Quitters, Campers, & Climbers
Posted by Orrin Woodward on September 15, 2011
In the journey of life, a person has three choices before him. Does he quit, camp or climb? The answer to this question directs the rest of his outcomes. Here is a portion of my new book RESOLVED: 13 Resolutions for LIFE. Which of the three choices have you picked? Sincerely, Orrin Woodward
Doctor Paul Stoltz describes three types of people. All of them begin in the valley staring up at the mountain of life with the inborn urge to climb. The three types are: Quitters, Campers and Climbers. There are billions of people in the world who are made for the climb, and yet the mountaintop remains practically empty. What happens to all of life’s mountain climbers? Most of them end up compromising what they truly want for what is immediately available, unwilling to endure the painful climb, becoming given-ups, instead of grownups.
Quitters see the mountain with its jagged cliffs, threatening storms and endless paths as dangerous, deciding to pass on the climb entirely, avoiding the PDCA process rather than risk failure. But through denying their God-given urge to climb they make major compromises in their life. Quitters are typically people who entertain themselves to death, escaping into drugs, sex, or other non-contributing time consuming activities. They keep themselves busy doing mindless activities in order not to confront the mountain they are doing everything to avoid climbing. Regrettably, they suffer the worst pain of all—the pain of regret – for a life spent in a service to self, not others. Quitters lead compromised lives, selling out convictions for conveniences. However, when confronted with the truth of their pitiable lives, they obfuscate the facts, attempting to justify the unjustifiable: a completely wasted life. The worst quitters, those having no remaining conscience, actually solicit others to join their lamentable condition.
Campers, on the other hand, start climbing the mountain through using the PDCA process. They are excited about the opportunities present on the mountainside, beginning life’s climb enthusiastically. However, at some point, through a combination of success already achieved and the pain associated with further climbing, they cease the PDCA process, compromising their ideals, and selling out their courage for the comfort of camp. They may achieve a nice mountain view, but their best days are behind them, surrendering their future for doing “pretty good”. Although campers know the price of the climb, they are unwilling to pay it any longer. They may convince themselves that they are only resting for a season, but few will ever break camp again. Some of the most talented people are content in camp having achieved a good lifestyle, fooling themselves that this is more important than their purpose. Don’t misread this, everyone needs a break once in awhile to refresh, but not one for the rest of his life. Take a vacation when needed, but a person should never compromise his calling for his comforts. Vacations end, but one’s purpose only ends with his life.

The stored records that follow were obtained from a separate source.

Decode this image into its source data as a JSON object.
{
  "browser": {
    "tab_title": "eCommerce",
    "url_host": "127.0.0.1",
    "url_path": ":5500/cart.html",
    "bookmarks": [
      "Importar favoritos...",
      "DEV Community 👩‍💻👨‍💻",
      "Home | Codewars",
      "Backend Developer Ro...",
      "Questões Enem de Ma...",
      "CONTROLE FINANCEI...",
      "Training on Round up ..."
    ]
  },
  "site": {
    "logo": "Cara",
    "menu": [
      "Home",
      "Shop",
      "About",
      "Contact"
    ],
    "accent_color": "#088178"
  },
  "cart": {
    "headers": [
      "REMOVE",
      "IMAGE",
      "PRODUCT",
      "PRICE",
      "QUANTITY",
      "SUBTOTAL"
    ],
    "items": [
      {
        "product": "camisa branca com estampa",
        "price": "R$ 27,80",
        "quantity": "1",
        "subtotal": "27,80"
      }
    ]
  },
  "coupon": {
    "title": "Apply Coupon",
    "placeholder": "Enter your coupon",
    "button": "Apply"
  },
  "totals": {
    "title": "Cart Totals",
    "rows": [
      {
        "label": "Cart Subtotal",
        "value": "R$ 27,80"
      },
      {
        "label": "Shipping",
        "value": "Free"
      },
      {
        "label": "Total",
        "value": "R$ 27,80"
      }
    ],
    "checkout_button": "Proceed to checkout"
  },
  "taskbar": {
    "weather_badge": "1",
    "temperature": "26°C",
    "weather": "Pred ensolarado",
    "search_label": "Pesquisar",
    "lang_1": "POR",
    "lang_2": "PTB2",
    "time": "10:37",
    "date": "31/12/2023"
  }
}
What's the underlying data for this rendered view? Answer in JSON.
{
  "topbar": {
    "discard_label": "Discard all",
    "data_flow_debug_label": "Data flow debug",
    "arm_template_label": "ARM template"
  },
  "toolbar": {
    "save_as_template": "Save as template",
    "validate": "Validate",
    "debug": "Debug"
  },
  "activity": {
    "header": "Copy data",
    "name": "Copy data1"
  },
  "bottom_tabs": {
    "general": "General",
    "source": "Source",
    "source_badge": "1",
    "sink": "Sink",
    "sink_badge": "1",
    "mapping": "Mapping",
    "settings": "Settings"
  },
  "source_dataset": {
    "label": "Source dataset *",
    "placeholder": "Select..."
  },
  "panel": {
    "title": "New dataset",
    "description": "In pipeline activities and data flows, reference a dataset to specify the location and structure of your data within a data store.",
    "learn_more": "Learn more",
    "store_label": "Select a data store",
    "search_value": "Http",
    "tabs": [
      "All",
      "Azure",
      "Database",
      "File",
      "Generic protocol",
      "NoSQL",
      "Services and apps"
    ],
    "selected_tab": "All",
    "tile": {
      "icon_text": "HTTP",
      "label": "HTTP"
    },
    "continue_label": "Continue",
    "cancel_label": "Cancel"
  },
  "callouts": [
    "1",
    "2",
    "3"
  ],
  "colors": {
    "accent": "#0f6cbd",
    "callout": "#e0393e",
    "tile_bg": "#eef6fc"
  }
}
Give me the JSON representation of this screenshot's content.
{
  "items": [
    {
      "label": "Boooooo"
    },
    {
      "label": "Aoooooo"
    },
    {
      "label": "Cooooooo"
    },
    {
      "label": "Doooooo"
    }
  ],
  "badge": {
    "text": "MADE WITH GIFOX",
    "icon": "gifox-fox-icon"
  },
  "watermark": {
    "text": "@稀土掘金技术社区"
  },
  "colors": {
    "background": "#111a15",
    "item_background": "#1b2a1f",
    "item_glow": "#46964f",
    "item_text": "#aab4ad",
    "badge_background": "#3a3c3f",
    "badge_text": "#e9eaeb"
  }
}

Lastly is the group of Climbers. These are people who refuse to compromise their calling and convictions deciding to press on with their PDCA processes as far as they can go no matter how painful the climb. They know they were called to climb the mountain and are willing to do the work in order to accomplish it. Climbers are a rare breed since they understand that life isn’t about obtaining the best spot in camp or gathering the most items into the tent. Life is about purpose; it’s about the climb. Climbers have learned one of the keys to a happy life is fulfilling one’s purpose, becoming who he was intended to be, not necessarily through reaching the top, but through the constant effort to improve. A true climber battles his mountain, and in the process, he conquers himself. A climber’s journey leaves a path for others to follow in pursuit of their purpose, and it allows the climber to teach others the lessons he has learned through life’s mountain climb.
Each person must make his own decision while staring at life’s mountain. Will he quit, camp, or climb? If he chooses to climb, the PDCA process will be an invaluable aid in his journey to improve, helping him to learn life’s lessons, so that he can pass them onto others. This is what true success in life is all about.